A baby born with a cleft lip should have little, if any, difficulty with feeding.
Your baby should be able to breastfeed normally and any initial difficulties can usually be resolved by re-positioning the baby.
If there are any slight difficulties with a baby that is bottle fed, it may be necessary to adjust the hole in the teat or change the teat completely. Your baby may find it easier to feed using a latex teat as these are softer than silicone and can mould to the shape of the baby’s mouth more easily.
Our clinical nurse specialists (CNS) are able to offer help and advice about different breastfeeding positions, teats, bottles and stockists.
Babies born with a cleft lip and palate have a gap in the muscles and soft tissue of the roof of the mouth and a gap in the lip and gum. This makes it difficult for them to position and use the nipple or teat as other babies do when sucking and feeding.
Although your baby will be able to make sucking movements with their mouth and jaw, they will be unable to create and sustain the pressure required to draw the milk from the breast or bottle. Some babies may need an orthodontic plate to be fitted. Other babies may require tape strapping over the upper lip area. If either of these are necessary your clinical nurse specialist will discuss this with you.
Having a cleft lip and palate makes it difficult for your baby to latch on to the breast properly and stay latched on.
You can still put your baby to the breast but they must be topped up with expressed breast milk or formula after each feed using a cup or bottle. Alternatively you may choose just to express your breast milk and give it via a bottle. Your clinical nurse specialist will be able to discuss this in depth with you.
We would recommend the use of an electric pump (for example, Ameda or Medela) for expressing. The clinical nurse specialists have a small supply of electric pumps which are available for you to borrow for as long as you wish (these are kindly funded by local cleft charities and charitable funds). The benefit of an electric pump is that it is usually quicker and more efficient. It is also possible to pump from both breasts at the same time. A few mothers prefer to use a small hand pump as this enables you to move about while you are expressing the milk but it is usually more time consuming than an electric pump. Again your clinical nurse specialist, in conjunction with your midwife and health visitor, will be able to discuss this with you.

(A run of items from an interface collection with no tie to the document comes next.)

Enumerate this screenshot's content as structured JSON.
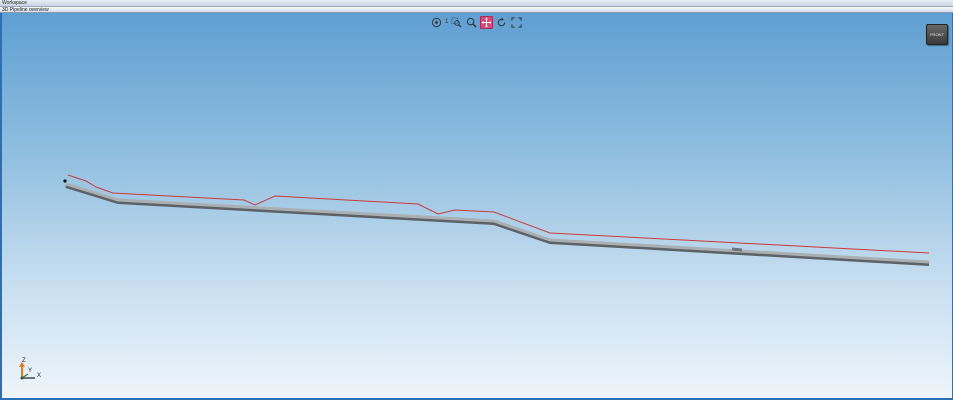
{
  "window": {
    "workspace_title": "Workspace",
    "panel_title": "3D Pipeline overview"
  },
  "toolbar": {
    "items": [
      {
        "icon": "pipe-info-icon"
      },
      {
        "separator": "1"
      },
      {
        "icon": "zoom-window-icon"
      },
      {
        "icon": "zoom-icon"
      },
      {
        "icon": "pan-icon",
        "active": true
      },
      {
        "icon": "rotate-icon"
      },
      {
        "icon": "fit-all-icon"
      }
    ]
  },
  "view_cube": {
    "label": "FRONT"
  },
  "axes": {
    "z_label": "Z",
    "y_label": "Y",
    "x_label": "X"
  },
  "colors": {
    "terrain_line": "#cc3a3a",
    "pipe": "#8f9599",
    "active_tool": "#d9487c",
    "sky_top": "#5f9fd2",
    "sky_bottom": "#eef5fb"
  }
}
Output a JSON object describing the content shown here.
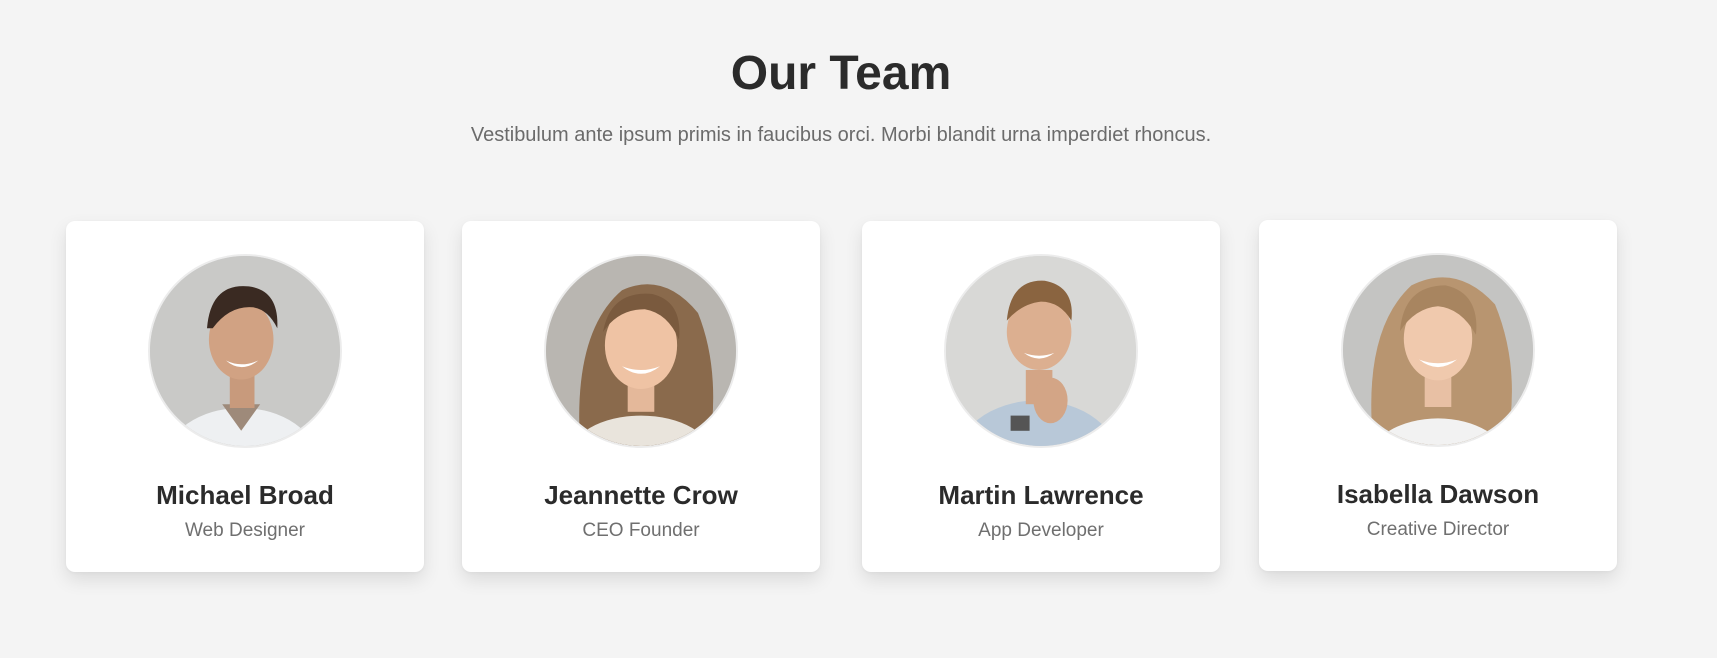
{
  "section": {
    "title": "Our Team",
    "subtitle": "Vestibulum ante ipsum primis in faucibus orci. Morbi blandit urna imperdiet rhoncus."
  },
  "members": [
    {
      "name": "Michael Broad",
      "role": "Web Designer"
    },
    {
      "name": "Jeannette Crow",
      "role": "CEO Founder"
    },
    {
      "name": "Martin Lawrence",
      "role": "App Developer"
    },
    {
      "name": "Isabella Dawson",
      "role": "Creative Director"
    }
  ],
  "colors": {
    "background": "#f4f4f4",
    "card": "#ffffff",
    "heading": "#2b2b2b",
    "muted": "#6b6b6b"
  }
}
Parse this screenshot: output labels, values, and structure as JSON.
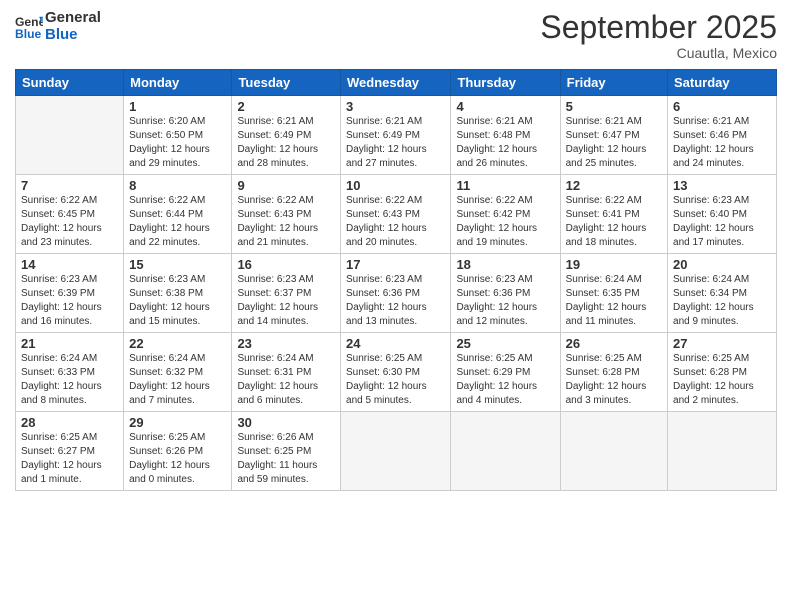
{
  "header": {
    "logo_general": "General",
    "logo_blue": "Blue",
    "month": "September 2025",
    "location": "Cuautla, Mexico"
  },
  "weekdays": [
    "Sunday",
    "Monday",
    "Tuesday",
    "Wednesday",
    "Thursday",
    "Friday",
    "Saturday"
  ],
  "weeks": [
    [
      {
        "day": "",
        "info": ""
      },
      {
        "day": "1",
        "info": "Sunrise: 6:20 AM\nSunset: 6:50 PM\nDaylight: 12 hours\nand 29 minutes."
      },
      {
        "day": "2",
        "info": "Sunrise: 6:21 AM\nSunset: 6:49 PM\nDaylight: 12 hours\nand 28 minutes."
      },
      {
        "day": "3",
        "info": "Sunrise: 6:21 AM\nSunset: 6:49 PM\nDaylight: 12 hours\nand 27 minutes."
      },
      {
        "day": "4",
        "info": "Sunrise: 6:21 AM\nSunset: 6:48 PM\nDaylight: 12 hours\nand 26 minutes."
      },
      {
        "day": "5",
        "info": "Sunrise: 6:21 AM\nSunset: 6:47 PM\nDaylight: 12 hours\nand 25 minutes."
      },
      {
        "day": "6",
        "info": "Sunrise: 6:21 AM\nSunset: 6:46 PM\nDaylight: 12 hours\nand 24 minutes."
      }
    ],
    [
      {
        "day": "7",
        "info": "Sunrise: 6:22 AM\nSunset: 6:45 PM\nDaylight: 12 hours\nand 23 minutes."
      },
      {
        "day": "8",
        "info": "Sunrise: 6:22 AM\nSunset: 6:44 PM\nDaylight: 12 hours\nand 22 minutes."
      },
      {
        "day": "9",
        "info": "Sunrise: 6:22 AM\nSunset: 6:43 PM\nDaylight: 12 hours\nand 21 minutes."
      },
      {
        "day": "10",
        "info": "Sunrise: 6:22 AM\nSunset: 6:43 PM\nDaylight: 12 hours\nand 20 minutes."
      },
      {
        "day": "11",
        "info": "Sunrise: 6:22 AM\nSunset: 6:42 PM\nDaylight: 12 hours\nand 19 minutes."
      },
      {
        "day": "12",
        "info": "Sunrise: 6:22 AM\nSunset: 6:41 PM\nDaylight: 12 hours\nand 18 minutes."
      },
      {
        "day": "13",
        "info": "Sunrise: 6:23 AM\nSunset: 6:40 PM\nDaylight: 12 hours\nand 17 minutes."
      }
    ],
    [
      {
        "day": "14",
        "info": "Sunrise: 6:23 AM\nSunset: 6:39 PM\nDaylight: 12 hours\nand 16 minutes."
      },
      {
        "day": "15",
        "info": "Sunrise: 6:23 AM\nSunset: 6:38 PM\nDaylight: 12 hours\nand 15 minutes."
      },
      {
        "day": "16",
        "info": "Sunrise: 6:23 AM\nSunset: 6:37 PM\nDaylight: 12 hours\nand 14 minutes."
      },
      {
        "day": "17",
        "info": "Sunrise: 6:23 AM\nSunset: 6:36 PM\nDaylight: 12 hours\nand 13 minutes."
      },
      {
        "day": "18",
        "info": "Sunrise: 6:23 AM\nSunset: 6:36 PM\nDaylight: 12 hours\nand 12 minutes."
      },
      {
        "day": "19",
        "info": "Sunrise: 6:24 AM\nSunset: 6:35 PM\nDaylight: 12 hours\nand 11 minutes."
      },
      {
        "day": "20",
        "info": "Sunrise: 6:24 AM\nSunset: 6:34 PM\nDaylight: 12 hours\nand 9 minutes."
      }
    ],
    [
      {
        "day": "21",
        "info": "Sunrise: 6:24 AM\nSunset: 6:33 PM\nDaylight: 12 hours\nand 8 minutes."
      },
      {
        "day": "22",
        "info": "Sunrise: 6:24 AM\nSunset: 6:32 PM\nDaylight: 12 hours\nand 7 minutes."
      },
      {
        "day": "23",
        "info": "Sunrise: 6:24 AM\nSunset: 6:31 PM\nDaylight: 12 hours\nand 6 minutes."
      },
      {
        "day": "24",
        "info": "Sunrise: 6:25 AM\nSunset: 6:30 PM\nDaylight: 12 hours\nand 5 minutes."
      },
      {
        "day": "25",
        "info": "Sunrise: 6:25 AM\nSunset: 6:29 PM\nDaylight: 12 hours\nand 4 minutes."
      },
      {
        "day": "26",
        "info": "Sunrise: 6:25 AM\nSunset: 6:28 PM\nDaylight: 12 hours\nand 3 minutes."
      },
      {
        "day": "27",
        "info": "Sunrise: 6:25 AM\nSunset: 6:28 PM\nDaylight: 12 hours\nand 2 minutes."
      }
    ],
    [
      {
        "day": "28",
        "info": "Sunrise: 6:25 AM\nSunset: 6:27 PM\nDaylight: 12 hours\nand 1 minute."
      },
      {
        "day": "29",
        "info": "Sunrise: 6:25 AM\nSunset: 6:26 PM\nDaylight: 12 hours\nand 0 minutes."
      },
      {
        "day": "30",
        "info": "Sunrise: 6:26 AM\nSunset: 6:25 PM\nDaylight: 11 hours\nand 59 minutes."
      },
      {
        "day": "",
        "info": ""
      },
      {
        "day": "",
        "info": ""
      },
      {
        "day": "",
        "info": ""
      },
      {
        "day": "",
        "info": ""
      }
    ]
  ]
}
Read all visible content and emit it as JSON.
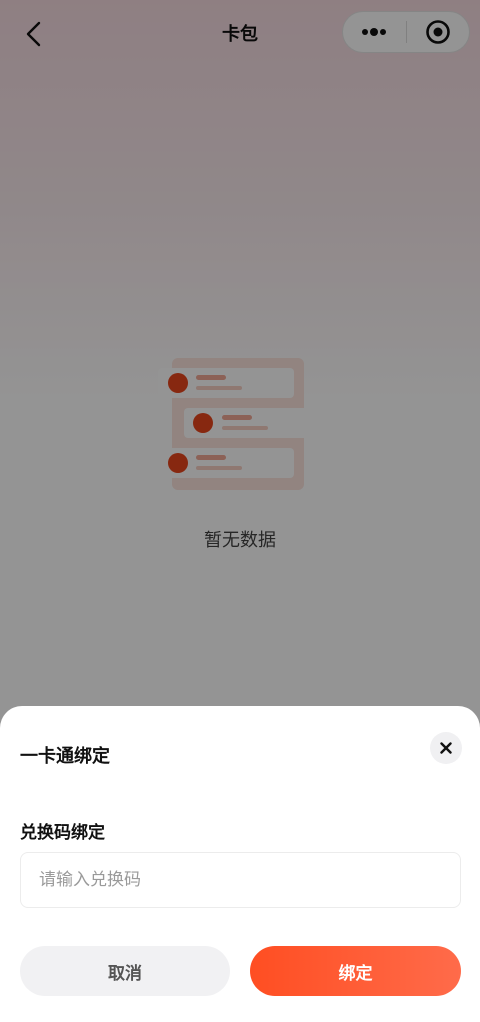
{
  "header": {
    "title": "卡包"
  },
  "empty_state": {
    "text": "暂无数据"
  },
  "sheet": {
    "title": "一卡通绑定",
    "field_label": "兑换码绑定",
    "input_placeholder": "请输入兑换码",
    "input_value": "",
    "cancel_label": "取消",
    "bind_label": "绑定"
  },
  "colors": {
    "accent": "#ff5330",
    "illustration_dot": "#e8461c",
    "illustration_bar": "#f2c1b4"
  },
  "icons": {
    "back": "chevron-left-icon",
    "more": "more-dots-icon",
    "target": "target-icon",
    "close": "close-icon"
  }
}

Your clinical nurse specialist will assess your baby soon after birth and discuss with you which bottle and teat would be best to use.
The bottle we usually recommend is a MAM soft bottle; being soft it allows you to gently squeeze the milk into your baby’s mouth in rhythm with their sucking (assisted feeding). The bottle is used with a latex orthodontic shaped teat size 1 or 2 depending on the weight of your baby. We advise the use of a latex teat because it is softer than silicone, making it easier for your baby to suck. It also moulds to the shape of the mouth. Your clinical nurse specialist will advise you and work together with your hospital nurse and health visitor to help through this time.
Your clinical nurse specialist will also provide you with a starter pack of bottles and teats. Further bottles and teats are available from CLAPA.
There is no need to change bottle and teats around the time of surgery.
Common problems and concerns
If your baby is sick after a feed you may notice it coming down their nose. This is perfectly normal for a baby with a cleft palate.
Does it matter if my child sucks a thumb or a ‘dummy’?
Thumb sucking is a normal comfort habit and will cause no long-term problem if it stops before the permanent teeth erupt. A ‘dummy’ has a similar effect on the teeth as the thumb but needs to stop at an earlier stage.
Any problems which may arise are usually fairly short lived, but it can sometimes take a few weeks before your baby’s feeding is well established and they have a good weight gain. Your clinical nurse specialist, working together with your midwife and health visitor, will continue to advise you in hospital and at home.
If you have any problems, concerns or worries regarding feeding, please contact your clinical nurse specialist.